As China continues to try and contain the spread of coronavirus, researchers report using chest radiography to identify the sickness in a new situation.
A team from Ho Chi Minh City in Vietnam detailed the case Jan. 28, in the New England Journal of Medicine, of a 65-year-old man who acquired the virus after travelling to Hanoi from the Wuchang district in Wuhan with his family. There are now more than 4,500 confirmed cases of 2019-nCov across the globe with 100 deaths.
The epicenter of the outbreak is believed to be a Huanan seafood market in Wuhan, known as a “wet market,” where dead and live animals are sold. While the majority of cases remain in China, this most recent study raises fears about the possibility of human-to-human transmission of coronavirus.
The current incident involves a man with a history of hypertension, type 2 diabetes, coronary heart disease and lung cancer who was admitted to the emergency department at Cho Ray Hospital in Ho Chi Minh City on Jan. 22 with low-grade fever and fatigue. He had flown from Wuhan with his wife and was suffering from a fever four days after the trip.
He was isolated in the hospital and treated with antiviral agents, broad-spectrum antibiotics and supportive therapies. Chest radiography revealed an infiltrate in the upper lobe of the left lung. And after receiving oxygen, clinicians spotted a progressive infiltrate and consolidations during imaging.
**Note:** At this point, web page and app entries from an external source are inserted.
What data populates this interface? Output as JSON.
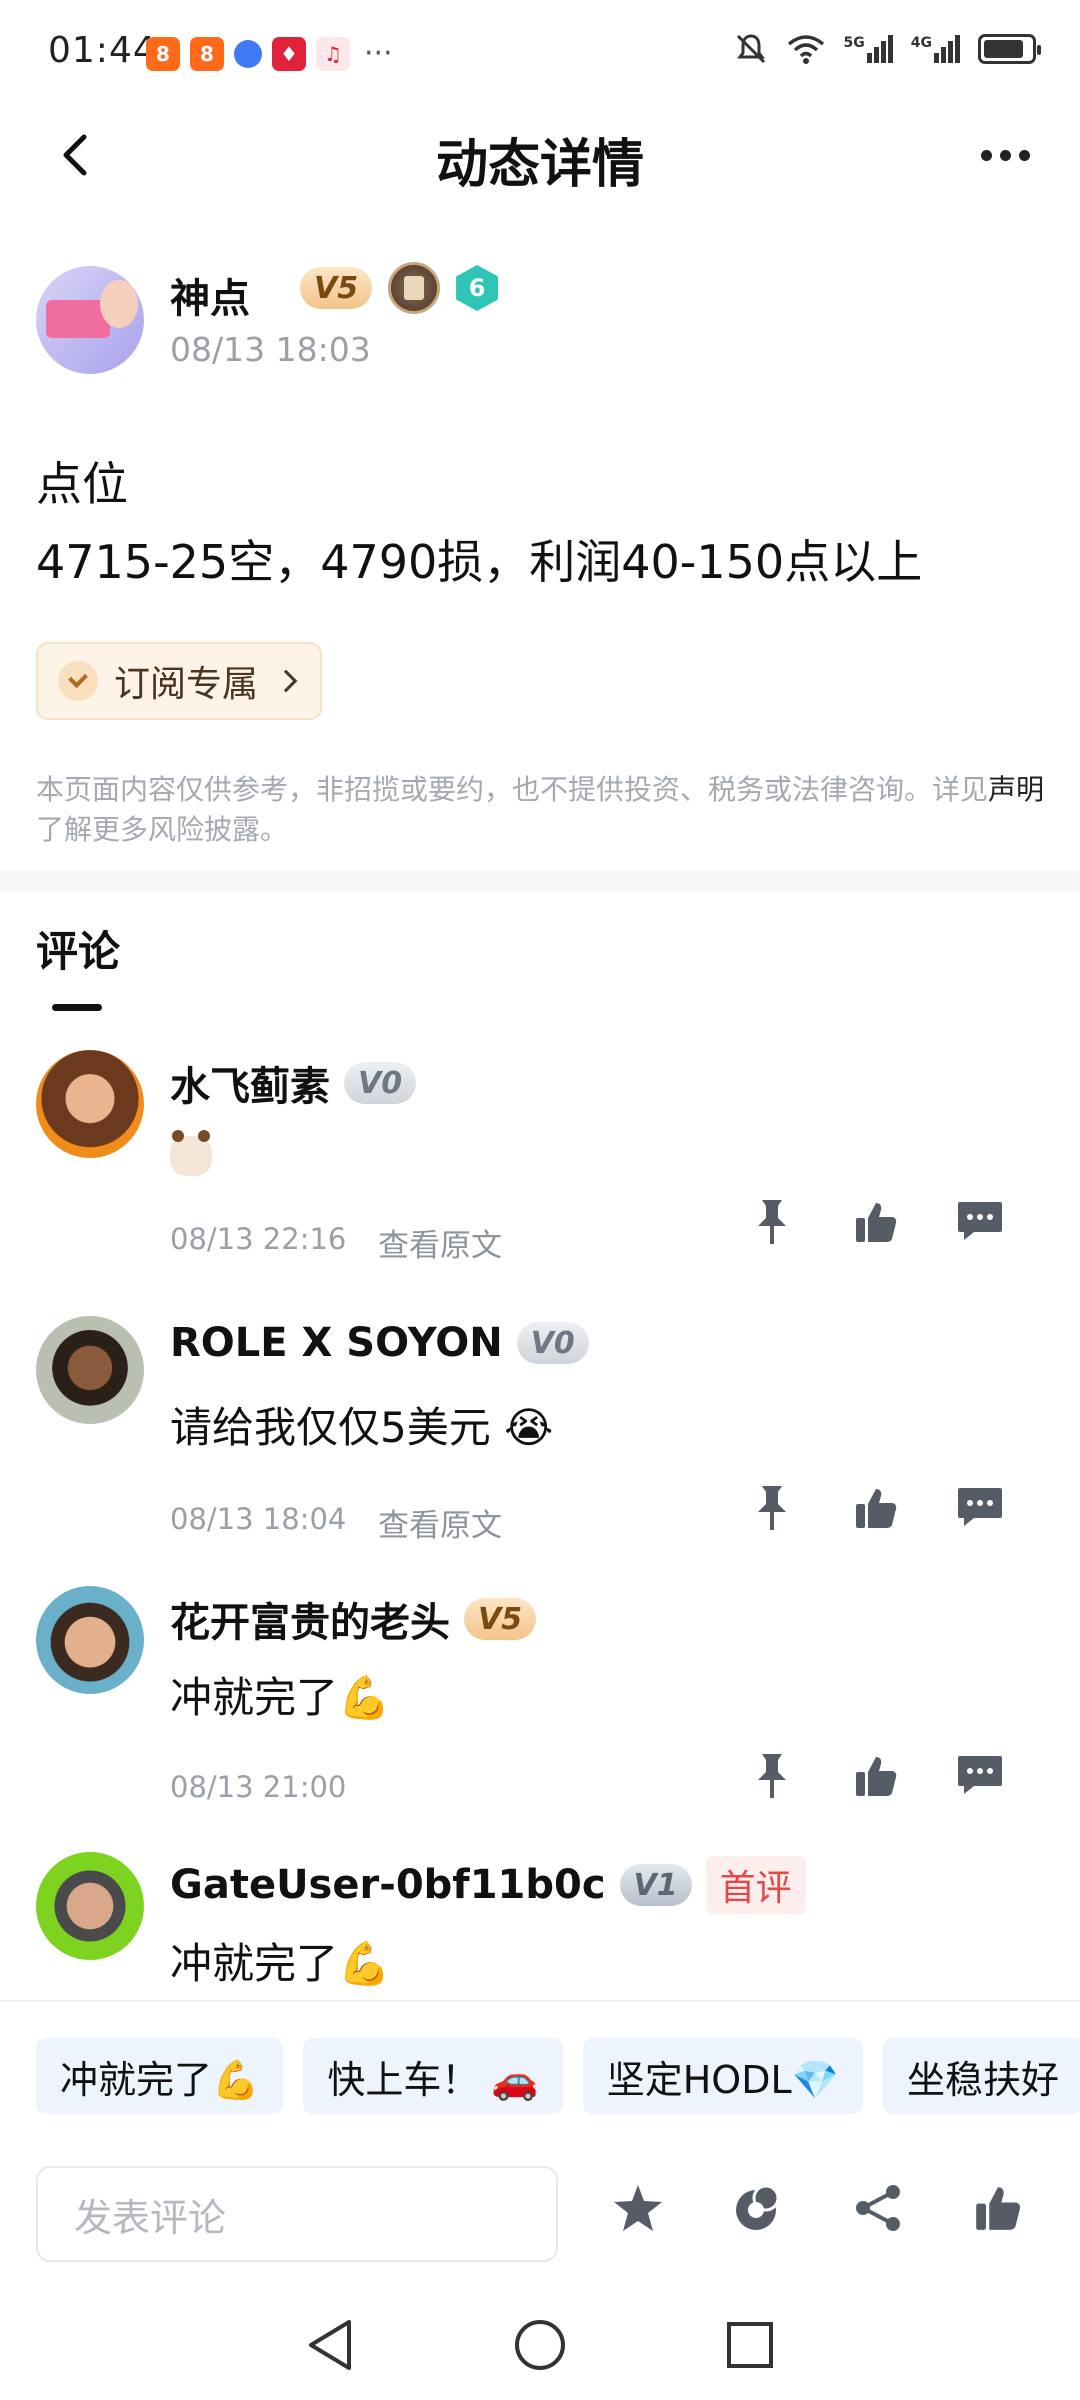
{
  "status_bar": {
    "time": "01:44",
    "left_icons": [
      "orange-app-icon",
      "orange-app-icon",
      "blue-browser-icon",
      "red-app-icon",
      "music-icon"
    ],
    "more": "···",
    "right_icons": [
      "mute-icon",
      "wifi-icon",
      "signal-5g-icon",
      "signal-4g-icon",
      "battery-icon"
    ],
    "signal_5g": "5G",
    "signal_4g": "4G",
    "battery_level": 0.85
  },
  "header": {
    "title": "动态详情"
  },
  "author": {
    "name": "神点",
    "level": "V5",
    "time": "08/13 18:03",
    "rank": "6"
  },
  "post": {
    "line1": "点位",
    "line2": "4715-25空，4790损，利润40-150点以上"
  },
  "subscribe": {
    "label": "订阅专属"
  },
  "disclaimer": {
    "text1": "本页面内容仅供参考，非招揽或要约，也不提供投资、税务或法律咨询。详见",
    "link": "声明",
    "text2": "了解更多风险披露。"
  },
  "comments_section": {
    "title": "评论"
  },
  "comments": [
    {
      "name": "水飞蓟素",
      "level": "V0",
      "text": "",
      "emoji": "cow-emoji",
      "time": "08/13 22:16",
      "view_original": "查看原文"
    },
    {
      "name": "ROLE X SOYON",
      "level": "V0",
      "text": "请给我仅仅5美元 😭",
      "time": "08/13 18:04",
      "view_original": "查看原文"
    },
    {
      "name": "花开富贵的老头",
      "level": "V5",
      "text": "冲就完了💪",
      "time": "08/13 21:00"
    },
    {
      "name": "GateUser-0bf11b0c",
      "level": "V1",
      "first_badge": "首评",
      "text": "冲就完了💪"
    }
  ],
  "quick_replies": [
    "冲就完了💪",
    "快上车！ 🚗",
    "坚定HODL💎",
    "坐稳扶好"
  ],
  "bottom_bar": {
    "input_placeholder": "发表评论"
  },
  "colors": {
    "accent_gold": "#f3c48a",
    "first_badge_red": "#e64848",
    "muted_text": "#9aa0a8"
  }
}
Subsegmental areas of consolidation were reported on CT scans of the initial 13 patients with confirmed 2019-nCov, according to a Jan. 24 study published in the Lancet.
A throat swab confirmed coronavirus in the 65-year old man, according to the team lead by Lan Phan, PhD, of Pasteur Institute in Ho Chi Minh City. On Jan. 25, the man’s fever subsided, and his condition had improved as of Jan. 26, the authors noted. His wife, who also travelled with him, showed no symptoms as of Tuesday, Jan. 28.
The couple's son, however, tested positive for 2019-nCoV following a throat swab. The 27-year-old did not travel with his family to the Wuchang district, but did meet his father in central Vietnam on Jan. 17, where he shared a bedroom with both parents for three days. Then on Jan. 20, he developed a dry cough and fever, along with vomiting and loose stools, before being admitted to Cho Ray Hospital with his father.
Upon his Jan. 22 arrival, the son presented with fever and underwent chest x-rays and other lab testing. Scans revealed no abnormalities, except for an increased level of C-reactive protein, according to the study. His condition stabilized after Jan. 23.
Twenty-eight close contacts to the family have been identified, but none have developed symptoms of an upper respiratory infection. Many questions remain about the disease, and this current case “arouses concern regarding human-to-human transmission,” Phan et al. concluded.